What conclusions can be drawn from these reports? "We've seen that each subsector of the port has its own specific needs. However, there are two transversal profiles required in all the sectors," explains the specialist. So, on the one hand we find jobs associated with mechanical maintenance (for ships, cranes, machinery, conveyor belts, etc.). And, on the other, administrative positions need to be filled with individuals suited to the port environment (adaptable with flexible schedules, with knowledge of tariffs, special taxes and customs procedures, etc.).

For the maintenance positions, individuals are also needed that are comfortable with industry 4.0. Meaning they have knowledge of all the technology used in a smart port (IoT, sensors, process automation, etc.). "Industry 4.0 is a revolution in every sense. Vocational training hopes to adapt to this revolution by reconsidering its contents in collaboration with companies," adds Tarriño.

This process of adaptation requires a firm commitment to FP Dual. FP Dual is a programme of degrees that combine training in educational centres and in companies. With this model, students spend 3 to 6 months working at companies, which have the investment capacity, machinery and instruments. This way, they come away with specialised knowledge and professional know-how. Plus, this system allows vocational training programmes to adapt to the fast pace at which industry 4.0 is changing.
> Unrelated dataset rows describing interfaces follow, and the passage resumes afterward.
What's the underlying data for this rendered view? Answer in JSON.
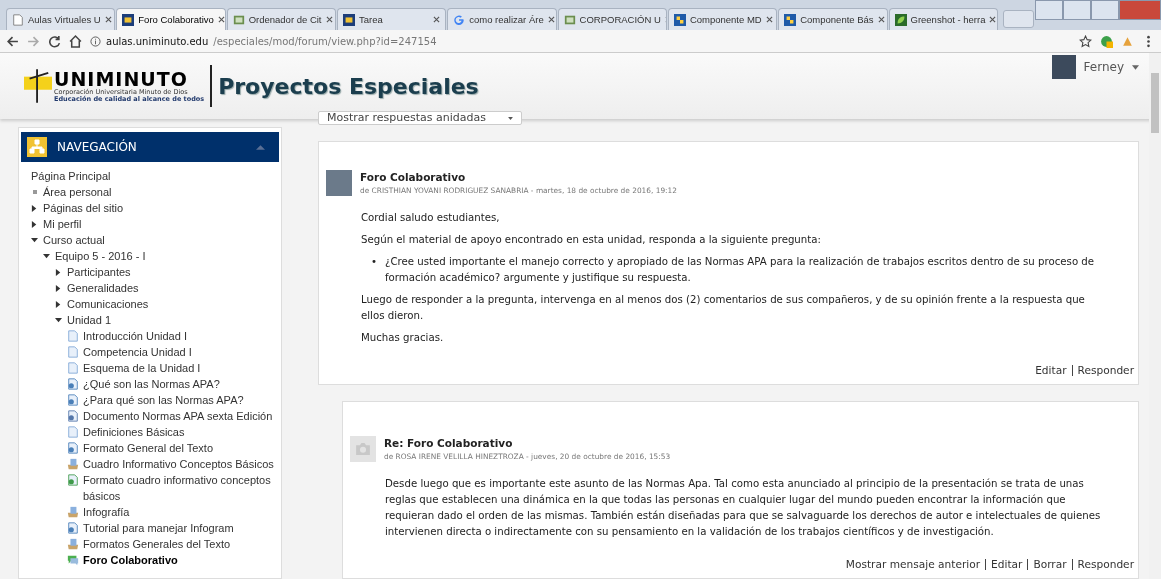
{
  "browser": {
    "tabs": [
      {
        "title": "Aulas Virtuales U",
        "selected": false,
        "kind": "page"
      },
      {
        "title": "Foro Colaborativo",
        "selected": true,
        "kind": "site"
      },
      {
        "title": "Ordenador de Cit",
        "selected": false,
        "kind": "doc"
      },
      {
        "title": "Tarea",
        "selected": false,
        "kind": "site"
      },
      {
        "title": "como realizar Áre",
        "selected": false,
        "kind": "google"
      },
      {
        "title": "CORPORACIÓN U",
        "selected": false,
        "kind": "doc"
      },
      {
        "title": "Componente MD",
        "selected": false,
        "kind": "puzzle"
      },
      {
        "title": "Componente Bás",
        "selected": false,
        "kind": "puzzle"
      },
      {
        "title": "Greenshot - herra",
        "selected": false,
        "kind": "green"
      }
    ],
    "url_host": "aulas.uniminuto.edu",
    "url_path": "/especiales/mod/forum/view.php?id=247154"
  },
  "header": {
    "logo_name": "UNIMINUTO",
    "logo_line_1": "Corporación Universitaria Minuto de Dios",
    "logo_line_2": "Educación de calidad al alcance de todos",
    "site_title": "Proyectos Especiales",
    "user_name": "Ferney"
  },
  "navigation": {
    "title": "NAVEGACIÓN",
    "tree": [
      {
        "label": "Página Principal",
        "kind": "link"
      },
      {
        "label": "Área personal",
        "kind": "leaf"
      },
      {
        "label": "Páginas del sitio",
        "kind": "branch",
        "expanded": false
      },
      {
        "label": "Mi perfil",
        "kind": "branch",
        "expanded": false
      },
      {
        "label": "Curso actual",
        "kind": "branch",
        "expanded": true,
        "children": [
          {
            "label": "Equipo 5 - 2016 - I",
            "kind": "branch",
            "expanded": true,
            "children": [
              {
                "label": "Participantes",
                "kind": "branch",
                "expanded": false
              },
              {
                "label": "Generalidades",
                "kind": "branch",
                "expanded": false
              },
              {
                "label": "Comunicaciones",
                "kind": "branch",
                "expanded": false
              },
              {
                "label": "Unidad 1",
                "kind": "branch",
                "expanded": true,
                "children": [
                  {
                    "label": "Introducción Unidad I",
                    "kind": "page",
                    "selected": false
                  },
                  {
                    "label": "Competencia Unidad I",
                    "kind": "page",
                    "selected": false
                  },
                  {
                    "label": "Esquema de la Unidad I",
                    "kind": "page",
                    "selected": false
                  },
                  {
                    "label": "¿Qué son las Normas APA?",
                    "kind": "url",
                    "selected": false
                  },
                  {
                    "label": "¿Para qué son las Normas APA?",
                    "kind": "url",
                    "selected": false
                  },
                  {
                    "label": "Documento Normas APA sexta Edición",
                    "kind": "file",
                    "selected": false
                  },
                  {
                    "label": "Definiciones Básicas",
                    "kind": "page",
                    "selected": false
                  },
                  {
                    "label": "Formato General del Texto",
                    "kind": "url",
                    "selected": false
                  },
                  {
                    "label": "Cuadro Informativo Conceptos Básicos",
                    "kind": "assign",
                    "selected": false
                  },
                  {
                    "label": "Formato cuadro informativo conceptos básicos",
                    "kind": "sheet",
                    "selected": false
                  },
                  {
                    "label": "Infografía",
                    "kind": "assign",
                    "selected": false
                  },
                  {
                    "label": "Tutorial para manejar Infogram",
                    "kind": "url",
                    "selected": false
                  },
                  {
                    "label": "Formatos Generales del Texto",
                    "kind": "assign",
                    "selected": false
                  },
                  {
                    "label": "Foro Colaborativo",
                    "kind": "forum",
                    "selected": true
                  }
                ]
              }
            ]
          }
        ]
      }
    ]
  },
  "display_mode": "Mostrar respuestas anidadas",
  "posts": [
    {
      "kind": "discussion",
      "subject": "Foro Colaborativo",
      "byline": "de CRISTHIAN YOVANI RODRIGUEZ SANABRIA - martes, 18 de octubre de 2016, 19:12",
      "content": [
        {
          "kind": "p",
          "text": "Cordial saludo estudiantes,"
        },
        {
          "kind": "p",
          "text": "Según el material de apoyo encontrado en esta unidad, responda a la siguiente pregunta:"
        },
        {
          "kind": "bullet",
          "marker": "•",
          "text": "¿Cree usted importante el manejo correcto y apropiado de las Normas APA para la realización de trabajos escritos dentro de su proceso de formación académico? argumente y justifique su respuesta."
        },
        {
          "kind": "p",
          "text": "Luego de responder a la pregunta, intervenga en al menos dos (2) comentarios de sus compañeros, y de su opinión frente a la respuesta que ellos dieron."
        },
        {
          "kind": "p",
          "text": "Muchas gracias."
        }
      ],
      "actions": [
        "Editar",
        "Responder"
      ]
    },
    {
      "kind": "reply",
      "subject": "Re: Foro Colaborativo",
      "byline": "de ROSA IRENE VELILLA HINEZTROZA - jueves, 20 de octubre de 2016, 15:53",
      "content": [
        {
          "kind": "p",
          "text": "Desde luego que es importante este asunto de las Normas Apa. Tal como esta anunciado al principio de la presentación se trata de unas reglas que establecen una dinámica en la que todas las personas en cualquier lugar del mundo pueden encontrar la información que requieran dado el orden de las mismas. También están diseñadas para que se salvaguarde los derechos de autor e intelectuales de quienes intervienen directa o indirectamente con su pensamiento en la validación de los trabajos científicos y de investigación."
        }
      ],
      "actions": [
        "Mostrar mensaje anterior",
        "Editar",
        "Borrar",
        "Responder"
      ]
    }
  ]
}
In the case of maintenance profiles, there is also a need for people who know how to develop in Industry 4.0, who know all the technologies used in a SmartPort, such as IoT technology, sensors or process automation, among others.

The reports also highlighted more specific profiles, such as "carriers with knowledge of administrative and customs processes in a port that can correct any anomaly in documentation; fitters of parts for megayachts and recreational vessels; telecommunications engineers specialising in satellisation; experts in logistics and specialists in work at height," explains Tarriño.

Another essential requirement to make young people more employable in the Port Community is languages. "As it is an international arena, English is a must," says Ángel Tarriño. "For fitter positions, there are companies that do an English test before anything else. They are less concerned about candidates lacking mechanical expertise than them not speaking English. And if they have another language, even better," the expert advises.

A new design for training

The results of these studies not only prioritise professional needs in a sector immersed in a technological transformation. They have also raised awareness of other training options, many not commonly known, available in the maritime and port sector.

If companies have trouble finding channels and references for hiring, this study has opened the doors to resolving these issues. Promoting FP Dual programmes at companies in the Port of Barcelona seems to be an excellent solution to the demand for increasingly specialised labour with ever-changing dynamics that require candidates who are highly adaptable.

For now, a series of actions have been established to move in this direction. From creating a work group to adapt training contents to needs in the Port of Barcelona, to innovation training projects like Forma’t al Port offered by Escola Europea – Intermodal Transport.

For its part, Barcelona Activa is promoting professional training through initiatives including one with the Institut de Nàutica de Barcelona, adapting part of a degree programme to create a vocational training course for unemployed participants.